The similarities between disaster recovery services, BCS and satellite newsgathering (SNG) are well known. Each taps occasional use capacity with an emphasis on rapid activation more often than not in less than ideal circumstances.
"BCS is more about true network connectivity, while with SNG, you have a capability that can be deployed very quickly, has great standards-based IP networking capabilities, and utilizes proven technology," says Gross. "SNG truck operators have very big video pipes, albeit asymmetric, and they are increasingly utilizing non-real time digital communications, along with enhanced video capabilities, to improve the product they generate. At the same time, they are lowering their costs."
While satellite bandwidth costs more than terrestrial bandwidth in most instances, Immeon is driving the cost down to make the monthly fee for BCS more affordable. Having a cost-effective solution with completely diverse connectivity is certainly a very attractive alternative to a total meltdown of a corporate or governmental network. Bandwidth on demand is a necessary ingredient here, when it comes to reviving large multipoint networks quickly and reducing overhead. "This is the key concept. You have the bandwidth you need when you need it, and you only pay for what you use," says Gross.

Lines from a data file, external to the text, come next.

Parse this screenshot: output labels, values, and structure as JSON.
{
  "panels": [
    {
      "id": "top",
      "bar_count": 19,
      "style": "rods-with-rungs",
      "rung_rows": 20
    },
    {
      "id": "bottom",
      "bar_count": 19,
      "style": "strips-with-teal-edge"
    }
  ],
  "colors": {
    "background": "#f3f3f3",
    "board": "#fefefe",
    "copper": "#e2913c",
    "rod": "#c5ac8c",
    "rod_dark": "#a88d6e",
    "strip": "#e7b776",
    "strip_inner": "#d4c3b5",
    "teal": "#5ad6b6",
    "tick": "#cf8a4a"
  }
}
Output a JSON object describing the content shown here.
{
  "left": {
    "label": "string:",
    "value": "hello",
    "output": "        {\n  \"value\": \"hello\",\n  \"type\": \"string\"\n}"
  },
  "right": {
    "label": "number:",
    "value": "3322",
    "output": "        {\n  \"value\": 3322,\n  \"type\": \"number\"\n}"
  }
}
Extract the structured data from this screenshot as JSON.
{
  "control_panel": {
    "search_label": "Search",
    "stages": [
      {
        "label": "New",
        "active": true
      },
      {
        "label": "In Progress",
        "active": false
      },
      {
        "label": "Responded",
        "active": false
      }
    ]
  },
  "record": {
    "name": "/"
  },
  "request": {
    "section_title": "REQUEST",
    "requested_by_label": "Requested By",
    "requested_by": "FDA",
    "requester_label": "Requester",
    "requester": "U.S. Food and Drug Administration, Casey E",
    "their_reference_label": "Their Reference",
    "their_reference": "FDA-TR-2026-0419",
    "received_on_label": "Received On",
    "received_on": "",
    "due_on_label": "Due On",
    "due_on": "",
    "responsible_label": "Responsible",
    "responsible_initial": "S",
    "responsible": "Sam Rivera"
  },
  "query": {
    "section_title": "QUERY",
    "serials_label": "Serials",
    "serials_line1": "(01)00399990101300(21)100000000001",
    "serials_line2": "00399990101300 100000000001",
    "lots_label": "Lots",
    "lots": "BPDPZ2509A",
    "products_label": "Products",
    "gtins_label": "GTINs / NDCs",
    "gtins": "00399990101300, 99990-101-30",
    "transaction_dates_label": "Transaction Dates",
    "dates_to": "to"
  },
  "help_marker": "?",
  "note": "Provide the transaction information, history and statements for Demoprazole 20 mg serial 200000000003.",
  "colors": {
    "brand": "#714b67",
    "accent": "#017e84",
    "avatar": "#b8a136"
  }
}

Bandwidth on demand is a necessary ingredient here, when it comes to reviving large multipoint networks quickly and reducing overhead. "This is the key concept. You have the bandwidth you need when you need it, and you only pay for what you use," says Gross.
Immeon offers diversity-routed connectivity in either a full mesh or a hub and spoke configuration. Viasat's Starwire Demand Assigned Multiple Access (DAMA) VSAT solution is used for full mesh links between all sites, while Linkstar with return channel rates up to 1 Mbs is used for hub and spoke systems.
"With Linkstar, we give the customer the choice of operating a virtual private network over the Internet, or operating over dedicated terrestrial circuits into our hub where Immeon hosts their dedicated router," says Gross. "Most of our Linkstar BCS customers are taking advantage of this dedicated router offering along with a dedicated line to our hub.
"With Starwire's full mesh solution, the customer can bring the traffic directly from their remote sites to their central site using their own mini-hub. This is cost effective and eliminates the need for any terrestrial component," adds Gross.
Service level agreements and a Committed Information Rate (CIR) are parts of the overall package in a symmetric configuration. "A low-rate return channel without CIR will not do the job here in most instances," says Gross.
In terms of disaster recovery simulations, adequate testing of the specific applications that are most critical to customers will reveal if the applications will operate as advertised during an actual disaster.
"It will also expose any router configuration issues," says Gross. "Since every customer has unique network requirements, there are things you have to watch out for. This includes the effects of software upgrades and corporate network configuration changes, which may occur from time to time. Testing on a regular basis makes sure these issues do not adversely impact you at a critical time."